March 23, 2012
Most employers who face the combined onslaught of evolving technologies and regulations of today feel that they are caught between Scylla and Charybdis when adopting innovative work practices. What makes even the hardiest of them blanch is the combination of these two present, giving rise to claims for compensation for after hours work to non-exempt employees. Since 86% of the American workforce is covered by the overtime provisions of the FLSA (Fair Labor Standards Act), it is necessary for an employer to have a proper system to classify exempt and non-exempt employees. This is relevant because non-exempt employees merit overtime pay for work performed outside regular work hours. Employer-issued smart-phones, PDAs and tablets which provide 24×7 connectivity and contact over email, text and voice mails and calls make it necessary to consider the obvious overtime liability one might face, when issuing them to non-exempt category of employees, like the Chicago police department.

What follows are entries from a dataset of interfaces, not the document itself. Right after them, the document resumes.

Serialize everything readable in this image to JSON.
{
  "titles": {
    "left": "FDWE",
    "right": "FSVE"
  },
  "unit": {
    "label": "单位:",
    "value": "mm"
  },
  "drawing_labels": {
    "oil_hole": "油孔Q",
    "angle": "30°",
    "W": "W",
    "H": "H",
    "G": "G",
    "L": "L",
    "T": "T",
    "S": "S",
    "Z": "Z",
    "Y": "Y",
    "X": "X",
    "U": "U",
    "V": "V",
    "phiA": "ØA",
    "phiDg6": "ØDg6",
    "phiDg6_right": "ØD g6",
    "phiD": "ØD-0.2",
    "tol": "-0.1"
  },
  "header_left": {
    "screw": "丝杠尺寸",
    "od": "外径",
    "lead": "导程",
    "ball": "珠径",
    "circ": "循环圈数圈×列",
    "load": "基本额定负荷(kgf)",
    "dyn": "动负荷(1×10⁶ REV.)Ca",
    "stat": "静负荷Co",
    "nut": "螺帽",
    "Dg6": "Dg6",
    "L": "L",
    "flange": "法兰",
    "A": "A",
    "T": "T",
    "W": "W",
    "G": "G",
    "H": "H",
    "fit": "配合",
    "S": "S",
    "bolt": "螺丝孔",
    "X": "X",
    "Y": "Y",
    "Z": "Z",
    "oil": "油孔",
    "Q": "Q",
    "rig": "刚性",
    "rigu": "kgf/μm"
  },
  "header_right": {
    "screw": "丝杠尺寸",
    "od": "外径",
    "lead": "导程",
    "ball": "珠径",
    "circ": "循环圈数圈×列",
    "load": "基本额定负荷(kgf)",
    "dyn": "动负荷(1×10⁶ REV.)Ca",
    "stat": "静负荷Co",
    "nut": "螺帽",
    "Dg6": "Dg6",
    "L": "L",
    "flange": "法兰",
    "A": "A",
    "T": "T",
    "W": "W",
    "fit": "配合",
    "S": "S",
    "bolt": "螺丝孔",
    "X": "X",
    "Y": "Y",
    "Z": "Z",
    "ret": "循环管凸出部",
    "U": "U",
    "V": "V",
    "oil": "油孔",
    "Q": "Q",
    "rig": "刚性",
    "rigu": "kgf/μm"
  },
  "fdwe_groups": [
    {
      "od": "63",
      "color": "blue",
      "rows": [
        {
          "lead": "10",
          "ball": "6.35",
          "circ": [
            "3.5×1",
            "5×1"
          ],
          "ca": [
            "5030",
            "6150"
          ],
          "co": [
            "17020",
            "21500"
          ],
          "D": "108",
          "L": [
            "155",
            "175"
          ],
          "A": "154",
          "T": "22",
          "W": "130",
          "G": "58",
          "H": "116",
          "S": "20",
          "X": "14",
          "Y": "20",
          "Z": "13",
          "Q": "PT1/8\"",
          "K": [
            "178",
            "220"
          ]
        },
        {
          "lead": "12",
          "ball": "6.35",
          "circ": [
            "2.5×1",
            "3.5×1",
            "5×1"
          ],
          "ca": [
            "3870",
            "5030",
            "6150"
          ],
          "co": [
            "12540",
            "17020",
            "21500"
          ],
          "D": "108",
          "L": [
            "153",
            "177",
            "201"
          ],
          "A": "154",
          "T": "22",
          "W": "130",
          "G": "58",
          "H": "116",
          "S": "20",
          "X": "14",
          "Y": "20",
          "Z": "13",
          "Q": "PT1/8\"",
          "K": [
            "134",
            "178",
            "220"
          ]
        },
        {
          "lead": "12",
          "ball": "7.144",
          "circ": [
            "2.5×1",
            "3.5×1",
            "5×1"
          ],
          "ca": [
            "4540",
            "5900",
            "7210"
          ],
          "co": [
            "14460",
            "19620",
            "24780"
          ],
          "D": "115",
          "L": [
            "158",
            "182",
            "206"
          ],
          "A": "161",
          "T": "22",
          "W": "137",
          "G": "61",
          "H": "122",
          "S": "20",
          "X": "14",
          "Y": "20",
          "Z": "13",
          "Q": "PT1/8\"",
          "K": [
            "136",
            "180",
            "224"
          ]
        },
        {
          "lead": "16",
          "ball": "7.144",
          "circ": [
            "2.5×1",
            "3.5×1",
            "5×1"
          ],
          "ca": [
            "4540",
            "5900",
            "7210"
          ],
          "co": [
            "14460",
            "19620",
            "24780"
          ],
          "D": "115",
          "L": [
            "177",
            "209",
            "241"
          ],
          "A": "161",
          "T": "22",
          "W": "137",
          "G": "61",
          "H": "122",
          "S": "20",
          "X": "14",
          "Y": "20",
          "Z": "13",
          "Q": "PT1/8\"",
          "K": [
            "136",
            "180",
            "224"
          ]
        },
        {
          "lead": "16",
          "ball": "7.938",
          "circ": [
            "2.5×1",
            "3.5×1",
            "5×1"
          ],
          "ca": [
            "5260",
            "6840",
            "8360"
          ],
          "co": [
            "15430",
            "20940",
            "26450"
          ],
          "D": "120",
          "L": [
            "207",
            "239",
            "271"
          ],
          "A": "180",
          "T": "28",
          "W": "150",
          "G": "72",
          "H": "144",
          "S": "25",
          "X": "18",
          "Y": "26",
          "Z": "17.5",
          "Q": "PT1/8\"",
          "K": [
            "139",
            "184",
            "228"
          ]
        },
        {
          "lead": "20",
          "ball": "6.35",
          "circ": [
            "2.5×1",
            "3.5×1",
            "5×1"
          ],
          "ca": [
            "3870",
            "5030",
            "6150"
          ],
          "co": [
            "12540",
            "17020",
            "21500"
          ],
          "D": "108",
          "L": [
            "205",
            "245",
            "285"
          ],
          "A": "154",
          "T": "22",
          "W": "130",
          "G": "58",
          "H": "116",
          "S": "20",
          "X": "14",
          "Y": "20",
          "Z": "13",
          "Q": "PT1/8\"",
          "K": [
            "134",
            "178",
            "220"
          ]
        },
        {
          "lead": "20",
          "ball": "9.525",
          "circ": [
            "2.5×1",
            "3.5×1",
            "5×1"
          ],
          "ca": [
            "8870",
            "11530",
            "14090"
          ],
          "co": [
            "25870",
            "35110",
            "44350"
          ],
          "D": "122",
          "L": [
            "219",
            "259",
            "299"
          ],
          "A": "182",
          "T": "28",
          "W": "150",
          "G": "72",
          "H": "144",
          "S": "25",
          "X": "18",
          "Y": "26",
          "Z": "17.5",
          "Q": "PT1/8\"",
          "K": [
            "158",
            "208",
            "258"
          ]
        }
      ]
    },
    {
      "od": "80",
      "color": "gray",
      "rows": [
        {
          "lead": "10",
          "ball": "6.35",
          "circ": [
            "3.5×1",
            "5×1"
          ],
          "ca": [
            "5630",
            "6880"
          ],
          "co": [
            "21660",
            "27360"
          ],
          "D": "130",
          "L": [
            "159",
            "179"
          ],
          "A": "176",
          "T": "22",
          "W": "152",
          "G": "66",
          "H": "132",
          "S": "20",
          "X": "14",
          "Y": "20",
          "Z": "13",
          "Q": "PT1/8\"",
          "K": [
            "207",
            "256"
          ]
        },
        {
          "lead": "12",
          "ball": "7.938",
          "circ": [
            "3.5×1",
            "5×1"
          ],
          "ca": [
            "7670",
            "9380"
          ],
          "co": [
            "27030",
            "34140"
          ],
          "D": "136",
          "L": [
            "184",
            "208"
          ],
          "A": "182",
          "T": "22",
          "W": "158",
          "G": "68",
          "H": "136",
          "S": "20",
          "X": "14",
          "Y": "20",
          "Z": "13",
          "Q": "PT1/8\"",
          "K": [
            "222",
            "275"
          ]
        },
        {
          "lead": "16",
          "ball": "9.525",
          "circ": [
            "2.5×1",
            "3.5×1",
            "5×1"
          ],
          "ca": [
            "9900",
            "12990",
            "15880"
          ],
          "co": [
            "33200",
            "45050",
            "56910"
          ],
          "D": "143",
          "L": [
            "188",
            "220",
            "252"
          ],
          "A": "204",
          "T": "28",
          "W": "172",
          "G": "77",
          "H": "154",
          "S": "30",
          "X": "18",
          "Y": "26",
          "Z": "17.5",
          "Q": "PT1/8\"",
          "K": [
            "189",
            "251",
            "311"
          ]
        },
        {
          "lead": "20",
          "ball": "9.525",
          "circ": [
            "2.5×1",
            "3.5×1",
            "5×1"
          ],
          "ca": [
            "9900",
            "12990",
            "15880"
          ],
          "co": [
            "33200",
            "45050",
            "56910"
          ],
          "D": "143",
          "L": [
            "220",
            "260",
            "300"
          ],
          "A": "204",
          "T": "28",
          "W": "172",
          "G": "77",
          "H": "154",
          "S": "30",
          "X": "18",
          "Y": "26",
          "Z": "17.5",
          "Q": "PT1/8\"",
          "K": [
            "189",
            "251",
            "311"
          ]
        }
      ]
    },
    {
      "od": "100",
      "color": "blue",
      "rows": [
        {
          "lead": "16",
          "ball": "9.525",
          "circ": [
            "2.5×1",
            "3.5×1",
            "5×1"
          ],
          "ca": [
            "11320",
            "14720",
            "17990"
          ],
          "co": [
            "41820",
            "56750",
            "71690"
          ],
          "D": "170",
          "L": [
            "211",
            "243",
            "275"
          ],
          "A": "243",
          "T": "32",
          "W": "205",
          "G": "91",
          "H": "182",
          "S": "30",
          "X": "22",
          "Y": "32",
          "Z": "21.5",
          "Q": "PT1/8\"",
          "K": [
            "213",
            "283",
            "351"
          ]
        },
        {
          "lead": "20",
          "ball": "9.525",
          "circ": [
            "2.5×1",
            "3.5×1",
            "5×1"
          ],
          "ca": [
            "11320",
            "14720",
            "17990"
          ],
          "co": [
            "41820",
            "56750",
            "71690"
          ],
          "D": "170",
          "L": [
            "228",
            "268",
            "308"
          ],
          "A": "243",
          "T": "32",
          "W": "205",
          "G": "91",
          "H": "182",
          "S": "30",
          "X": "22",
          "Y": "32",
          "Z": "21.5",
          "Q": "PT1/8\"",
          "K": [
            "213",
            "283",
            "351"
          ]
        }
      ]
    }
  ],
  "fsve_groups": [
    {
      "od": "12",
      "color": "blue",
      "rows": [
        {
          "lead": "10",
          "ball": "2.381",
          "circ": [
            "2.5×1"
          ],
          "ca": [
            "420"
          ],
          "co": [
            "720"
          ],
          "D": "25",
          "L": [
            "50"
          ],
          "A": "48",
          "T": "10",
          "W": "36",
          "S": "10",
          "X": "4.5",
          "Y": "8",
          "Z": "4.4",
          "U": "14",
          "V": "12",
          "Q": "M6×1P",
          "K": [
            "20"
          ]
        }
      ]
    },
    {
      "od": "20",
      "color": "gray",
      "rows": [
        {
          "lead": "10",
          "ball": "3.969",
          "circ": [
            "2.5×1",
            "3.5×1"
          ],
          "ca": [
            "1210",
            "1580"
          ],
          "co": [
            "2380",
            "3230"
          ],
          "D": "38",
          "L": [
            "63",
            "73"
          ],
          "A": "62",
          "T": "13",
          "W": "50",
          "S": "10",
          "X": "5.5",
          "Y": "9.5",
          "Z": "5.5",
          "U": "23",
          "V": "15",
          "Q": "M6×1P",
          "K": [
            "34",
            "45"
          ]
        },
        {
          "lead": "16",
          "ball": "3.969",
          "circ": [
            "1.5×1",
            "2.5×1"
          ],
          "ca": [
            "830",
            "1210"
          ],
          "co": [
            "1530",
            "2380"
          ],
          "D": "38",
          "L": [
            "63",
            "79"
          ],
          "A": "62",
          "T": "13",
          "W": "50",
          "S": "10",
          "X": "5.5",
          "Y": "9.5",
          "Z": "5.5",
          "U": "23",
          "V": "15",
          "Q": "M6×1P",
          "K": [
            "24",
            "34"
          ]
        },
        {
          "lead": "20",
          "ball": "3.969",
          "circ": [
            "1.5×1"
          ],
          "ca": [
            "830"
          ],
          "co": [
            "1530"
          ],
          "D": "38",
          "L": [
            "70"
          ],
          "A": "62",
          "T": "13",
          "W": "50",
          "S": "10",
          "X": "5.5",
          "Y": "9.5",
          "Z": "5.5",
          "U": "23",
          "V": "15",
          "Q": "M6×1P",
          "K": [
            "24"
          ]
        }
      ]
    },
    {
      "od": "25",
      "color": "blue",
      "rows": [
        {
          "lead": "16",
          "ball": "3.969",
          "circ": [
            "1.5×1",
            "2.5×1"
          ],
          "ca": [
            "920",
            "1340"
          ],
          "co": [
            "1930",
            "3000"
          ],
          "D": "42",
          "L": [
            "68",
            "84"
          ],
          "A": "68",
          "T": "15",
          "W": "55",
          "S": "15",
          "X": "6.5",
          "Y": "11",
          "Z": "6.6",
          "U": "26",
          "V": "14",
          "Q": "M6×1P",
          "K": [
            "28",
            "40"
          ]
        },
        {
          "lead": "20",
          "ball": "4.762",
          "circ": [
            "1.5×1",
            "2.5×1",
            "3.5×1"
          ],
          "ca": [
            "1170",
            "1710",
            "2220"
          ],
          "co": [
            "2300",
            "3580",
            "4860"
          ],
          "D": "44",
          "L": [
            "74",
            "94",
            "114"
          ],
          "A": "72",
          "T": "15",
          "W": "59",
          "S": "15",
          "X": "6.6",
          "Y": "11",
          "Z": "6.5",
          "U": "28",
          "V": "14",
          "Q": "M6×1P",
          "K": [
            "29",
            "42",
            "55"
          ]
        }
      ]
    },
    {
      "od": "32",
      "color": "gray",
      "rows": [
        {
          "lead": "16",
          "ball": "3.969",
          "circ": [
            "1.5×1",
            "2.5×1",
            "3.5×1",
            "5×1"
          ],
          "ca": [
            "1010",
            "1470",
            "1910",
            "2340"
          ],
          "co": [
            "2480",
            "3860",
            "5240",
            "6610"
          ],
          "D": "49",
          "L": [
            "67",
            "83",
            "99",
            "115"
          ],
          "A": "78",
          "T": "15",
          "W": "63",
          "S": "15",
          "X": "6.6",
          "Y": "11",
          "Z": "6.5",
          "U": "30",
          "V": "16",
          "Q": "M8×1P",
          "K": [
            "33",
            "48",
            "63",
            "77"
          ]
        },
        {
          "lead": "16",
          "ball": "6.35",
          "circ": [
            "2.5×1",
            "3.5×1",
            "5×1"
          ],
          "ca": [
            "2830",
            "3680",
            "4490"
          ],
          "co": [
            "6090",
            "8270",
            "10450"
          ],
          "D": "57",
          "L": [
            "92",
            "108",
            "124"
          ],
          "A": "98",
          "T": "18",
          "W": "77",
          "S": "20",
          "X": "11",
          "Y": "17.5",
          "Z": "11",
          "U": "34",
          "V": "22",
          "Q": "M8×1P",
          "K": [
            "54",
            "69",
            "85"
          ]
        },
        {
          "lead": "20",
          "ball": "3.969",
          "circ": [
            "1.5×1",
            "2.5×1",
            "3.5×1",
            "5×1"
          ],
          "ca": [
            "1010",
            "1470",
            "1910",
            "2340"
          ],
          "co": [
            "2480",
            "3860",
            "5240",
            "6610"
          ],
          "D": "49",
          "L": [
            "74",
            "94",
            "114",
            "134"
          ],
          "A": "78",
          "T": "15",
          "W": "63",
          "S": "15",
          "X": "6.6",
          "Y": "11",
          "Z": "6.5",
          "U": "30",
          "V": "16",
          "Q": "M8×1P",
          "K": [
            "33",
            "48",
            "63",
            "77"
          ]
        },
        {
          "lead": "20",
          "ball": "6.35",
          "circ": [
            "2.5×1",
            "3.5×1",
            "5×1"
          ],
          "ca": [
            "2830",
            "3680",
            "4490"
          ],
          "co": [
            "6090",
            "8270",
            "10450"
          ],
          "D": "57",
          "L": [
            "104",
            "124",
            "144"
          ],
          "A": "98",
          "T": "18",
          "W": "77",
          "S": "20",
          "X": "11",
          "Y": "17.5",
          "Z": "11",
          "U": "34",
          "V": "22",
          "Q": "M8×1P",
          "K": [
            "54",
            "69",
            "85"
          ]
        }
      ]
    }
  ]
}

Employers, who budget for path-breaking work practices utilizing the latest technological advances, sometimes end up incurring penalties for the mails and messages taken after hours by the nonexempt employees issued with smart devices. They also face penalties under FLSA for not recording the overtime details of non-exempt employees along with claims for overtime from these employees. Claiming that the overtime was unapproved will not have any effect on the issue, when the message originated beyond office hours is received by an instrument issued by the employer.
FLSA’s provisions governing overtime:
- Non-exempt employees are paid the federal minimum wage for all hours worked and overtime premium pay of one and a half times the regular rate of pay for any hours worked over 40 in a single work-week.
- The hours worked by a non-exempt employee are determined by using the standard of the actual “hours worked” irrespective of whether the employee is “suffered or permitted to work.” Failure to do so can be contested, with opt-in option for class action, retrospectively for up to 2 – or 3 years.
- The number of hours between the beginning of the employee’s first principal activity and the completion of the last principal activity on any workday are used to compute the actual hours worked.
- The onus of maintaining accurate records of overtime work lies on the employer and not the employee.
While employers are still struggling to determine the exempt roles against nonexempt to avoid possible exposure to misclassification, the additional burden of controlling the employees’ use of technology outside work hours increases the risk. But then, paying overtime at 1.5 times for an employee’s time reaching the office (traditionally exempted) because the employee had checked their emails at home before heading to the office could prove really expensive to any employer. Claiming that an employee could not have spent a lot of time on checking mails and invoking the de minimis exemption (saying the time spent is insignificant) may not prove effective in the face of clear time-stamped communications, and the ambiguity surrounding the time spent actively on responding to the communication. Since the same rules apply even with the smart devices owned by an employee, though not provided by the employer, it is necessary to mitigate the risk through pre-emptive policies and measures.
Ways to Ensure Protection:
Organizations should establish a clear policy on the use of the devices (own or company-issue) and establish guidelines restricting when and how the employees use technological tools and issue guidelines as to when and how to record time spent using the devices.
- Advice non-exempt employees that they are not expected to spend more than a minimal amount of time checking messages from outside the office.
- Ask them to report any time spent, outside work checking e-mails when it exceeds a minimal amount, on their time sheets.
Some of the processes and policies listed below may also be chosen for implementation:
- Conduct a wage-and-hour audit to clearly establish the reliability of the exempt/non-exempt classification.
- Train all employees on the policy, whether exempt or non-exempt.
- Train supervisors on ways to avoid encroaching into the employee’s time after regular office hours, unless absolutely essential. An employer has recently requested Blackberry to turn off the mail server out of office hours.
- Issue devices only to the FLSA exempt category of employees unless there is a bona-fide reason for issuing them to the non-exempt category.
- Obtain a letter from all the employees seeking permission to use the device, and keep it on file.
- See that the employee does not need to use the device after office hours.
- If a non-exempt employee is knowingly issued with a device to meet the role requirements, detailed records of all the activities detailing the date, time, duration of call with a description of the content – in a delegation of duties necessary to meet FLSA requirements.
- Bills for the device must be maintained and reviewed – and cross-checked with the claims made by the employee.
- Establish rules prohibiting the use of the device when off-duty, clarifying the employee’s entitlements and the expectations of the employer with respect to use of the device and the maintenance of records.
For obvious reasons, the above list does not contain action item which need to be implemented. They need to be customized to individual roles, depending upon the peculiar needs of the business and the demands of the operations being handled by that role.
The content on this blog is for informational purposes only and cannot be construed as specific legal advice or as a substitute for competent legal advice. They reflect the opinions of DCR Workforce and may not reflect the opinions of any individual attorney. Do contact an attorney for advice specific to your issue or problem.